** RECORDS SUPPLIED follows **

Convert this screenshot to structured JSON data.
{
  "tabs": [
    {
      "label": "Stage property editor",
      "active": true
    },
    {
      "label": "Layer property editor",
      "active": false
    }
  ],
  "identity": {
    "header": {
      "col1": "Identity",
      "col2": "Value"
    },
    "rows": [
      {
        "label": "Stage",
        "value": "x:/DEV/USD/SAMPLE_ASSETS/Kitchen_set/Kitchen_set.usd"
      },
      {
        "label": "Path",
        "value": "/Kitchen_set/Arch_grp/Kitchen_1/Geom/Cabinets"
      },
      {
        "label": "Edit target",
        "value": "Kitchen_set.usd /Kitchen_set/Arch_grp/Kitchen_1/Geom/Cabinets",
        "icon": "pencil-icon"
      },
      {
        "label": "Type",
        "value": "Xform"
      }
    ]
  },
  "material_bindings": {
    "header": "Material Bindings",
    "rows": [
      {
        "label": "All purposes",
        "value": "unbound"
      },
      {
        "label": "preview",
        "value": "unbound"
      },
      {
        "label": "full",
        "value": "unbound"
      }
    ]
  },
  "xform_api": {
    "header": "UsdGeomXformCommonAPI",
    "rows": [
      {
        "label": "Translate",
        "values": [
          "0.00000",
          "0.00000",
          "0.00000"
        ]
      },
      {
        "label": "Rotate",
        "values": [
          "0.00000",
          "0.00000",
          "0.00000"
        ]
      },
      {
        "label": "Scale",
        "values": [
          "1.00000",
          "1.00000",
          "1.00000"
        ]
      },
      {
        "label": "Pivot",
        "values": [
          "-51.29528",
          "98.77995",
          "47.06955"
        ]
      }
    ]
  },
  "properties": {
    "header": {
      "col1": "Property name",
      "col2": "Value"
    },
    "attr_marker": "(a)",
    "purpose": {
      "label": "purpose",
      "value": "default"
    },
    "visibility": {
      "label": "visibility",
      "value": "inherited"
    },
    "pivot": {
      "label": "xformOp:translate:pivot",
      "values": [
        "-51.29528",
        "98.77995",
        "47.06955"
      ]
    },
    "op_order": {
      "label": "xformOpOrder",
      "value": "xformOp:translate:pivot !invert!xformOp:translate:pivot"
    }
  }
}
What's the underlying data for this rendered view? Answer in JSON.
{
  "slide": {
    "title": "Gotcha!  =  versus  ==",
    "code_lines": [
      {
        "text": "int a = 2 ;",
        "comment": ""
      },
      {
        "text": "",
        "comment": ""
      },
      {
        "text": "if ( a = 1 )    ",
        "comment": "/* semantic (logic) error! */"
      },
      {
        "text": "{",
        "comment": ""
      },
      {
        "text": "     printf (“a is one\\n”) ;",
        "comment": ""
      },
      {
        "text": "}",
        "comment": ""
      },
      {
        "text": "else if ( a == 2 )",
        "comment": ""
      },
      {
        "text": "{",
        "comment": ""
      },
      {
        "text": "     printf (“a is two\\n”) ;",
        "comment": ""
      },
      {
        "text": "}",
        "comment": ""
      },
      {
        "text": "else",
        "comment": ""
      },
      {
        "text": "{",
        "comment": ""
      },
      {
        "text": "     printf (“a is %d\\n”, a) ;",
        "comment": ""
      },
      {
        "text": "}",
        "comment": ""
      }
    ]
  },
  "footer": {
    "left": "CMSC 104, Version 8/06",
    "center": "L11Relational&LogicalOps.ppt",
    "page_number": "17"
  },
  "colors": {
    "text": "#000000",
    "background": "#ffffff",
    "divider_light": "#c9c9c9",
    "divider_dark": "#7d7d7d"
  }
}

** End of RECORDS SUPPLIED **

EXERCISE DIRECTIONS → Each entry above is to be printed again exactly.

WRITTEN SOLUTION →
Convert this screenshot to structured JSON data.
{
  "tabs": [
    {
      "label": "Stage property editor",
      "active": true
    },
    {
      "label": "Layer property editor",
      "active": false
    }
  ],
  "identity": {
    "header": {
      "col1": "Identity",
      "col2": "Value"
    },
    "rows": [
      {
        "label": "Stage",
        "value": "x:/DEV/USD/SAMPLE_ASSETS/Kitchen_set/Kitchen_set.usd"
      },
      {
        "label": "Path",
        "value": "/Kitchen_set/Arch_grp/Kitchen_1/Geom/Cabinets"
      },
      {
        "label": "Edit target",
        "value": "Kitchen_set.usd /Kitchen_set/Arch_grp/Kitchen_1/Geom/Cabinets",
        "icon": "pencil-icon"
      },
      {
        "label": "Type",
        "value": "Xform"
      }
    ]
  },
  "material_bindings": {
    "header": "Material Bindings",
    "rows": [
      {
        "label": "All purposes",
        "value": "unbound"
      },
      {
        "label": "preview",
        "value": "unbound"
      },
      {
        "label": "full",
        "value": "unbound"
      }
    ]
  },
  "xform_api": {
    "header": "UsdGeomXformCommonAPI",
    "rows": [
      {
        "label": "Translate",
        "values": [
          "0.00000",
          "0.00000",
          "0.00000"
        ]
      },
      {
        "label": "Rotate",
        "values": [
          "0.00000",
          "0.00000",
          "0.00000"
        ]
      },
      {
        "label": "Scale",
        "values": [
          "1.00000",
          "1.00000",
          "1.00000"
        ]
      },
      {
        "label": "Pivot",
        "values": [
          "-51.29528",
          "98.77995",
          "47.06955"
        ]
      }
    ]
  },
  "properties": {
    "header": {
      "col1": "Property name",
      "col2": "Value"
    },
    "attr_marker": "(a)",
    "purpose": {
      "label": "purpose",
      "value": "default"
    },
    "visibility": {
      "label": "visibility",
      "value": "inherited"
    },
    "pivot": {
      "label": "xformOp:translate:pivot",
      "values": [
        "-51.29528",
        "98.77995",
        "47.06955"
      ]
    },
    "op_order": {
      "label": "xformOpOrder",
      "value": "xformOp:translate:pivot !invert!xformOp:translate:pivot"
    }
  }
}
What's the underlying data for this rendered view? Answer in JSON.
{
  "slide": {
    "title": "Gotcha!  =  versus  ==",
    "code_lines": [
      {
        "text": "int a = 2 ;",
        "comment": ""
      },
      {
        "text": "",
        "comment": ""
      },
      {
        "text": "if ( a = 1 )    ",
        "comment": "/* semantic (logic) error! */"
      },
      {
        "text": "{",
        "comment": ""
      },
      {
        "text": "     printf (“a is one\\n”) ;",
        "comment": ""
      },
      {
        "text": "}",
        "comment": ""
      },
      {
        "text": "else if ( a == 2 )",
        "comment": ""
      },
      {
        "text": "{",
        "comment": ""
      },
      {
        "text": "     printf (“a is two\\n”) ;",
        "comment": ""
      },
      {
        "text": "}",
        "comment": ""
      },
      {
        "text": "else",
        "comment": ""
      },
      {
        "text": "{",
        "comment": ""
      },
      {
        "text": "     printf (“a is %d\\n”, a) ;",
        "comment": ""
      },
      {
        "text": "}",
        "comment": ""
      }
    ]
  },
  "footer": {
    "left": "CMSC 104, Version 8/06",
    "center": "L11Relational&LogicalOps.ppt",
    "page_number": "17"
  },
  "colors": {
    "text": "#000000",
    "background": "#ffffff",
    "divider_light": "#c9c9c9",
    "divider_dark": "#7d7d7d"
  }
}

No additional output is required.